Aim of the task: Report each line from the data below that holds the word "arrow".
:::::
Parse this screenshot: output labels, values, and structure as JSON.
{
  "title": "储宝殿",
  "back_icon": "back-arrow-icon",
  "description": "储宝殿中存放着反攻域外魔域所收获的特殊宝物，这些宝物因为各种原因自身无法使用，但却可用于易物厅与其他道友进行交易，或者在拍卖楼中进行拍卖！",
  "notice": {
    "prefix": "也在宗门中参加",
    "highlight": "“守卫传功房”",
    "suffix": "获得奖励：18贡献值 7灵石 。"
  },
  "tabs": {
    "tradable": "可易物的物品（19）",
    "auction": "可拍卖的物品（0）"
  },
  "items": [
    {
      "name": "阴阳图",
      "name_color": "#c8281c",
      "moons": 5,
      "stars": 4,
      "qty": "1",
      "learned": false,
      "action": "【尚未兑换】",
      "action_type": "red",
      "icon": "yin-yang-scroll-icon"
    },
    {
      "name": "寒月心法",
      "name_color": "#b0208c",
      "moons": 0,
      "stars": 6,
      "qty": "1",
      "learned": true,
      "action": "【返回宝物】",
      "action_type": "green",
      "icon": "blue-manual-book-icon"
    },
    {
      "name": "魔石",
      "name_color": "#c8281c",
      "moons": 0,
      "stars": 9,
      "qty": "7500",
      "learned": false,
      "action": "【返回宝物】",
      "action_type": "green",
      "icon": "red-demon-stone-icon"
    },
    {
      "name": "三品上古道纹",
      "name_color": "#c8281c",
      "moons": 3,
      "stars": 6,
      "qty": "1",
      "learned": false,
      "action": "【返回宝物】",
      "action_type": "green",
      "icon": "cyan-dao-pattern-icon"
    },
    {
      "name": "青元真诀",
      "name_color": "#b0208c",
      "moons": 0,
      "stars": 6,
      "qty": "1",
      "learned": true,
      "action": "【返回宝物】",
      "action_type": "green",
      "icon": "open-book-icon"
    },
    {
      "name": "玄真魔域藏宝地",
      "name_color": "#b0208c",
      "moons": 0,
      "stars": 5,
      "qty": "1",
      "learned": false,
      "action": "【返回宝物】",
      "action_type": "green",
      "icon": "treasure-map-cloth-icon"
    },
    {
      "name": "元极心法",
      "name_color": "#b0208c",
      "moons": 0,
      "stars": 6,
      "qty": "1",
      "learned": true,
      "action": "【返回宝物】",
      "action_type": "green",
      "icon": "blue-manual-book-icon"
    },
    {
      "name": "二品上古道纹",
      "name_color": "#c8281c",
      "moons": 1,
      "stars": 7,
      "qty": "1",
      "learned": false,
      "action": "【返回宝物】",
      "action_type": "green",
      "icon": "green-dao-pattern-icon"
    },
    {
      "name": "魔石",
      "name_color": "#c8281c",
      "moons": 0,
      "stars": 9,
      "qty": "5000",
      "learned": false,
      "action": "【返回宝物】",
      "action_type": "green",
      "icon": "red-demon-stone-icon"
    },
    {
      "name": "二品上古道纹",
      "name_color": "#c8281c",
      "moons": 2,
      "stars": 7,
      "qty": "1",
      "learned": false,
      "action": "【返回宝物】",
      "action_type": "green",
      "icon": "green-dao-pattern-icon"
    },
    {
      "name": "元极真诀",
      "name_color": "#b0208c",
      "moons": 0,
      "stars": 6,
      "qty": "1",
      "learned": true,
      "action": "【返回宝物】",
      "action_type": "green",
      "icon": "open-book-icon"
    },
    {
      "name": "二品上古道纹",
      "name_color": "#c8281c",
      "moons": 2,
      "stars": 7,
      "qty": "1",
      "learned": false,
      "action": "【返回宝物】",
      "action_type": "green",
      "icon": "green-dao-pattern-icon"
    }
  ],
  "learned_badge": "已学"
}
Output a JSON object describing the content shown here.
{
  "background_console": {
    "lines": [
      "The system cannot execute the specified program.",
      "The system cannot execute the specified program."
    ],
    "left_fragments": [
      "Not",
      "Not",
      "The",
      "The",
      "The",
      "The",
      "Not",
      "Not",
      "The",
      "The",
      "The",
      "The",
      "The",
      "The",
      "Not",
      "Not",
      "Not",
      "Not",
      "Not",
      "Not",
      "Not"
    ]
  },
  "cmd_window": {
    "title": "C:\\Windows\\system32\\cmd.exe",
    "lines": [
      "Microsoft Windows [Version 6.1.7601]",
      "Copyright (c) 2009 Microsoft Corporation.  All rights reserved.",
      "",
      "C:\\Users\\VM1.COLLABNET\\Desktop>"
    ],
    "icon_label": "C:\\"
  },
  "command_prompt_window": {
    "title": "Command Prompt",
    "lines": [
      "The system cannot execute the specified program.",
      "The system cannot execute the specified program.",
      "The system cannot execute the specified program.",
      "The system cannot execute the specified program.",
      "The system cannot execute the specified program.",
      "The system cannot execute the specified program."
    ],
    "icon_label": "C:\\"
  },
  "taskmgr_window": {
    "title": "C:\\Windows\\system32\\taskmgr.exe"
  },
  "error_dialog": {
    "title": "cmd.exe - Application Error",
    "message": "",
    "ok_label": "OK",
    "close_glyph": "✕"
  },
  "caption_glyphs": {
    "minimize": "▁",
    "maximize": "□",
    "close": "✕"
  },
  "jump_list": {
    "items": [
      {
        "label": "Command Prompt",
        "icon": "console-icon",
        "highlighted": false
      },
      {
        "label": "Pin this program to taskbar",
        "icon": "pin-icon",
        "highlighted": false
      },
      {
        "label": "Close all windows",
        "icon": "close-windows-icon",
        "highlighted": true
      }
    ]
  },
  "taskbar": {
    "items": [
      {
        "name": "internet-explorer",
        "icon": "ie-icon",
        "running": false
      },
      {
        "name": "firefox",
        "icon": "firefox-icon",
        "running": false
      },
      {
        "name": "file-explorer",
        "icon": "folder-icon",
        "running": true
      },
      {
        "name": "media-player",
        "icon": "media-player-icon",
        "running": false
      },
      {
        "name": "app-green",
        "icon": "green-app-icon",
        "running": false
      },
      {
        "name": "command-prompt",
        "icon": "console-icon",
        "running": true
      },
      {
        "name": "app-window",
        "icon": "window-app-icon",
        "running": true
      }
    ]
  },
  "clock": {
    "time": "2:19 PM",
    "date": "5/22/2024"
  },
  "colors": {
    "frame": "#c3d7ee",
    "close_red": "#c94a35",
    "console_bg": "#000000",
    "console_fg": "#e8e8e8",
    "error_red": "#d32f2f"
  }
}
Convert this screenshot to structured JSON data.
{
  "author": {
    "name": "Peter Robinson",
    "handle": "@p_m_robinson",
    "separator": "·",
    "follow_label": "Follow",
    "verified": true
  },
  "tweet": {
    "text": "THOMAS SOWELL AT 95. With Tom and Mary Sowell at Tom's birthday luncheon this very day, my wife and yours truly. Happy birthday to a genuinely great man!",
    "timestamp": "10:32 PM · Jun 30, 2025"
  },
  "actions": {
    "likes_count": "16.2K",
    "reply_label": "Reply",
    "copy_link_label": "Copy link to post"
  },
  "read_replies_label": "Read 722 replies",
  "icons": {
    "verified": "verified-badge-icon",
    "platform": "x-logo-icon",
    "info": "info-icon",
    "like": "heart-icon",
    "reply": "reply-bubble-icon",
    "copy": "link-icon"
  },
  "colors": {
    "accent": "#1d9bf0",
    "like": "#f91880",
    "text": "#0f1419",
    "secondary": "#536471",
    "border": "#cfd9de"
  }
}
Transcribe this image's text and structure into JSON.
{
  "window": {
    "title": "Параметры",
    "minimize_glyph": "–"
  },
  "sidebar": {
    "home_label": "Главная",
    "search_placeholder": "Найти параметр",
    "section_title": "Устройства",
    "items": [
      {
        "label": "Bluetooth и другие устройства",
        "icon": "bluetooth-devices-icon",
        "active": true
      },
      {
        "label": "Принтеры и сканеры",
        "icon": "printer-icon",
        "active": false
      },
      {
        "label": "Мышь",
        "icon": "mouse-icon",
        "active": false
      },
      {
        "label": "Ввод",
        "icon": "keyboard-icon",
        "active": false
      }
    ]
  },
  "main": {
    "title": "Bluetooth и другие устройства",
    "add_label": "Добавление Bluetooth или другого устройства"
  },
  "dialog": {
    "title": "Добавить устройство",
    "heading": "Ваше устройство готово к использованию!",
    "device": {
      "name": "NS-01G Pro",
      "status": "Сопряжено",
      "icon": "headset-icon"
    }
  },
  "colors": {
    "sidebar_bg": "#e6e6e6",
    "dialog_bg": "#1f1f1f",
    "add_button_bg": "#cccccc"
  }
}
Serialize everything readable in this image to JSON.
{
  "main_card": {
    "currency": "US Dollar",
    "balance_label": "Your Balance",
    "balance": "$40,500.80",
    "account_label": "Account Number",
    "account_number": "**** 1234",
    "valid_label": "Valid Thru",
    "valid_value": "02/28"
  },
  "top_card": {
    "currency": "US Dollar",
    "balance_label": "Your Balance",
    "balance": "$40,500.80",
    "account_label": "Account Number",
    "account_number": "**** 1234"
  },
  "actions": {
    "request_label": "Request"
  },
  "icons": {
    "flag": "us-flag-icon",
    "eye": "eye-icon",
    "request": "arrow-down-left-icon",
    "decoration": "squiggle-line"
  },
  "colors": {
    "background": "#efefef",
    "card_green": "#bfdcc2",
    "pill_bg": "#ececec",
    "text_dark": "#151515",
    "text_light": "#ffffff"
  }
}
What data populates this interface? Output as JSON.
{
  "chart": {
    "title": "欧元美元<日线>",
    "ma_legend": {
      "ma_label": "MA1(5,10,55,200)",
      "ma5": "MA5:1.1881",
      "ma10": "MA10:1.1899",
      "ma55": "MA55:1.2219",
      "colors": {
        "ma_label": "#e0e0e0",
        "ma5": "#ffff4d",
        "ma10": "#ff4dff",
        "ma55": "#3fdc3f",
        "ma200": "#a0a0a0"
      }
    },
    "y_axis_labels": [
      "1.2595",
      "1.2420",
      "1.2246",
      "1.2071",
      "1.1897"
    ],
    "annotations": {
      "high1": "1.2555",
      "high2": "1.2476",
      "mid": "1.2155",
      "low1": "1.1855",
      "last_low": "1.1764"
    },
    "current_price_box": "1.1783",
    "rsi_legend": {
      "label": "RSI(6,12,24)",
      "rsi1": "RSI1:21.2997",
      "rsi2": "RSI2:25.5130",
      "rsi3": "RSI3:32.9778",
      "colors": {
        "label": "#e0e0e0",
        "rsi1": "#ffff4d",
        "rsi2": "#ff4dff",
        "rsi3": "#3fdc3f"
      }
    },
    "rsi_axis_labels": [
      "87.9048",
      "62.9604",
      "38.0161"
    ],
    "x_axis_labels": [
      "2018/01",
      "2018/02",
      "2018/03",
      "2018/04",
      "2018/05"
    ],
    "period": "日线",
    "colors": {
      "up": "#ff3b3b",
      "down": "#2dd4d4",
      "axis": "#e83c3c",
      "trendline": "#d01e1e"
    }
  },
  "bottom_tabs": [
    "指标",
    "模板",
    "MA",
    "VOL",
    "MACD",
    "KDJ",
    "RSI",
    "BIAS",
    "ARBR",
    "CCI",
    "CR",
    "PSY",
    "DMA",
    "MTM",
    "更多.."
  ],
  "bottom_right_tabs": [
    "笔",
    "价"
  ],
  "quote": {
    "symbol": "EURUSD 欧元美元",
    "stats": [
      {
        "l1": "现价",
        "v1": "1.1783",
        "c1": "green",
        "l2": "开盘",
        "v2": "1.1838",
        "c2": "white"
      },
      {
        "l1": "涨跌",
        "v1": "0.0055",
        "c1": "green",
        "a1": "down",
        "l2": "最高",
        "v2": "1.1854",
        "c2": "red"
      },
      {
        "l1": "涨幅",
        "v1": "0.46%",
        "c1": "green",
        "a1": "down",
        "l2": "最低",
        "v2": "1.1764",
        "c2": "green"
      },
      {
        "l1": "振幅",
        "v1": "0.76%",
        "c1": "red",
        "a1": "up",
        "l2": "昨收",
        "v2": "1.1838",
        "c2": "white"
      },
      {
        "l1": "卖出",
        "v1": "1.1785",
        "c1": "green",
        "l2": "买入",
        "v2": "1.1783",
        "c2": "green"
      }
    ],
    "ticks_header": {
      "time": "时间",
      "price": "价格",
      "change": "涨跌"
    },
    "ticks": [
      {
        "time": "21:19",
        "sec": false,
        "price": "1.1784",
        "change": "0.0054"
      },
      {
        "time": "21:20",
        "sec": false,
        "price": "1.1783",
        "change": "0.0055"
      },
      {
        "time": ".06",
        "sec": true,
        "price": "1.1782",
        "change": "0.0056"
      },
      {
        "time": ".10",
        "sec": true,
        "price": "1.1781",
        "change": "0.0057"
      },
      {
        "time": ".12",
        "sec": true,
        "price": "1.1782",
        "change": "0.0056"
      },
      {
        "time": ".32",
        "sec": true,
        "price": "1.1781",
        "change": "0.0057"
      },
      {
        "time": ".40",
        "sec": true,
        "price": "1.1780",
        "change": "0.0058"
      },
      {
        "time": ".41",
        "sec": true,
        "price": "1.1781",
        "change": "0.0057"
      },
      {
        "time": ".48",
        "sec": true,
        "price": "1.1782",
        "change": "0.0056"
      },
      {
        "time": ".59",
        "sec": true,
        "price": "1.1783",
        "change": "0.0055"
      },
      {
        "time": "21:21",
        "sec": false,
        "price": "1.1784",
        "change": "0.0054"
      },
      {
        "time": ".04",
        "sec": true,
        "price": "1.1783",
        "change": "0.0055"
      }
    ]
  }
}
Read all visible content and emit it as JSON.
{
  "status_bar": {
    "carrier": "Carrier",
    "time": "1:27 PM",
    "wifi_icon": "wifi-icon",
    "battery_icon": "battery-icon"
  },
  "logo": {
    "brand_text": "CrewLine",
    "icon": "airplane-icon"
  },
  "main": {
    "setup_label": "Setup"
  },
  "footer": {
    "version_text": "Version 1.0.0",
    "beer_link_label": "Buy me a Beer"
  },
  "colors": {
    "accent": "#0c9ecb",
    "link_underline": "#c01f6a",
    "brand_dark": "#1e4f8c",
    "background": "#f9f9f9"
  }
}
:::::
Written response:
  "back_icon": "back-arrow-icon",
    "request": "arrow-down-left-icon",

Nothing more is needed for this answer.